I remember this encounter once, a couple of years ago when I had just resigned from my job in LA to move to Singapore, where I ran into my soon-to-be-former boss in the elevator. He just sort of looked at me in puzzlement and said, “So… Singapore? Why?” Even just a few years ago Singapore was sailing under most radars in the US. Hardly anyone knew about this little city-state with a massive GDP, cutting edge infrastructure, excellent educational system and chicken rice that could make even a Philistine believe in God. But that is starting to change.
When Donald Trump chose to kick-off his one-sided love affair with Kim Jong Un in Singapore earlier this year, the country kind of exploded onto the map. It’s a bit tragic that it will now forever be associated with this trash-can summit between an authoritarian dictator and his would-be fatso sidekick (you figure out who is who) which accomplished little other than legitimizing a brutal rogue state on a global stage. But it did give Singapore a chance to shine. Thousands of press flocked there to watch these carnival barkers jerk each other off, then rather hilariously report in wonderment on how Singapore’s infrastructure was leaps and bounds ahead of America’s.
And if that wasn’t enough of a public relations coup, it was followed up a few months later by Jon Chu’s Crazy Rich Asians. The film has been a smashing success no matter how you slice it. It booked $221 million at the box office (including a whopping $166 million in North America alone) on a $30 million budget and it touched off an overwhelming number of think-pieces about its all-Asian casting, and its representation of Asians in popular culture.
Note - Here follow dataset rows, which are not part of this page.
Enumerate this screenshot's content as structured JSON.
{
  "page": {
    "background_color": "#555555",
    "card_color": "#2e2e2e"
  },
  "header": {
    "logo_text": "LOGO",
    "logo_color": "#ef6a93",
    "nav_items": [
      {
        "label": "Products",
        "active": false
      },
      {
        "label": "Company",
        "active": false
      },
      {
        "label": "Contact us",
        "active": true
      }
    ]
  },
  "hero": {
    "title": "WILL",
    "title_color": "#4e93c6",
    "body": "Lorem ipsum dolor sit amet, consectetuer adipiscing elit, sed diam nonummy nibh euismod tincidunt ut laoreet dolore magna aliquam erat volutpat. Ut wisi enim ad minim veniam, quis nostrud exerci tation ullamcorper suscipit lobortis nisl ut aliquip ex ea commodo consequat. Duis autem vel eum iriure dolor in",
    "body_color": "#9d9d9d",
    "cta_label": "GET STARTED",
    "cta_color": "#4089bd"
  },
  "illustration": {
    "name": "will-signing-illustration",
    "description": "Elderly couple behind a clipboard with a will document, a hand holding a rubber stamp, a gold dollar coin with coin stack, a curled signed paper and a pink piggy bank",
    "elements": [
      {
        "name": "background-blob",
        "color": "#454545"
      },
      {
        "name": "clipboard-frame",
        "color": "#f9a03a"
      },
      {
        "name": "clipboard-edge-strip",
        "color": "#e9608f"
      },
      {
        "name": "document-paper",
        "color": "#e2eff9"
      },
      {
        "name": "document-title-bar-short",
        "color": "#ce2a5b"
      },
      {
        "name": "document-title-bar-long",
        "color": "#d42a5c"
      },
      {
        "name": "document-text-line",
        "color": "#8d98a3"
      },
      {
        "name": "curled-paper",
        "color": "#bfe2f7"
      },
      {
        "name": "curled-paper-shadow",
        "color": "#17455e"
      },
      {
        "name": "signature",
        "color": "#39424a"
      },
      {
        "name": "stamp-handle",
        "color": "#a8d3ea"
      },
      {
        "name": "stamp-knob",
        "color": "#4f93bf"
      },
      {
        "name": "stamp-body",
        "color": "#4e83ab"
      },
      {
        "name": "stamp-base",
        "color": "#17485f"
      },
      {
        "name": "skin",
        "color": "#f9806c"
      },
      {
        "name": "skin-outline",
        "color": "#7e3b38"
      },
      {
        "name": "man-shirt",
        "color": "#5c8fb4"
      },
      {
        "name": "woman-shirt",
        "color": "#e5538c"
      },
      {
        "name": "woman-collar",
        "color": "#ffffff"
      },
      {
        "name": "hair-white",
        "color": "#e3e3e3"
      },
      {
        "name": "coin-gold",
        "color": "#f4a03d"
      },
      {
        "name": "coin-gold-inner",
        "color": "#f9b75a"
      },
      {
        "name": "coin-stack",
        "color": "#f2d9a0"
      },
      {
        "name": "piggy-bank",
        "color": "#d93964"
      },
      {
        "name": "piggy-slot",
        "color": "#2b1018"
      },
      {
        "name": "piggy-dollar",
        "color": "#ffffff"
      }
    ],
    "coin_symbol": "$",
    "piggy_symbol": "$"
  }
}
Singaporeans themselves were quick to weigh in and criticize the film for not featuring enough Indians and Malays, which is perhaps the most Singaporean response possible to a major US motion picture reverently depicting their country. Of course, a movie that is called Crazy Rich Asians is not likely to prominently feature the local prata stall at a hawker center. But I digress.
Now, I thoroughly enjoyed the film. These kind of romantic comedies are formulaic and turgid, with boring one-dimensional characters behaving in fairly predictable ways, but Jon Chu is a master aesthete so the sheer flash and sizzle with which he shoots the hell out of the movie was enough to keep me engaged. They might border on schlocky at times, but scenes like that wedding at Chijmes can’t help but hit you in your feelings bone. And even if the premise is tired, the cast was strong enough to keep you invested in the little bullshit dramas of these incredibly wealthy peoples’ lives.
But ultimately, I just kind of enjoyed seeing a big motion picture set in Singapore. Although quite a bit of it was actually shot in Malaysia, the Singapore Tourism Board definitely got their money’s worth in this film. There are beautiful shots of Marina Bay Sands, Gardens by the Bay, Boat Quay and other landmarks like the Merlion that give Singapore the City some time to shine in the spotlight. The scene where Henry Golding way over-orders every possible dish at the hawker center was a delightful bit of food porn. But my absolute favorite part is when upon landing in Singapore, Constance Wu’s character just sort of says for no reason at all how much she loves Changi Airport because they have a butterfly garden. I am sure Changi’s marketting department must have paid at least $1 million for that line. Worth it, though (Singapore Airlines declined to be featured in the film, and I am quite sure someone got fired for that decision).
The story itself, if you want to look at it as anything more than a superficial diversion/promotional campaign for Singaporean tourism, is rather problematic. It is happy to fetishize the extreme wealth of these awful people and more or less bow down and worship at their alter instead of, your know, pointing out how empty and meaningless their existence is and how many people they probably had to exploit to get where they are. But that, I daresay, would make for a much less fun film. It also has some confused and fairly surface-level things to say about the nature of Chinese-American identity. But ultimately, for me at least, it was really just a fun glitzy movie that reveled in spectacle, set in a place and populated by people you rarely see in major American studio films. And I liked that.
If digging down into the grittier side of Singaporean society is what you’re after, just go see Mee Pok Man.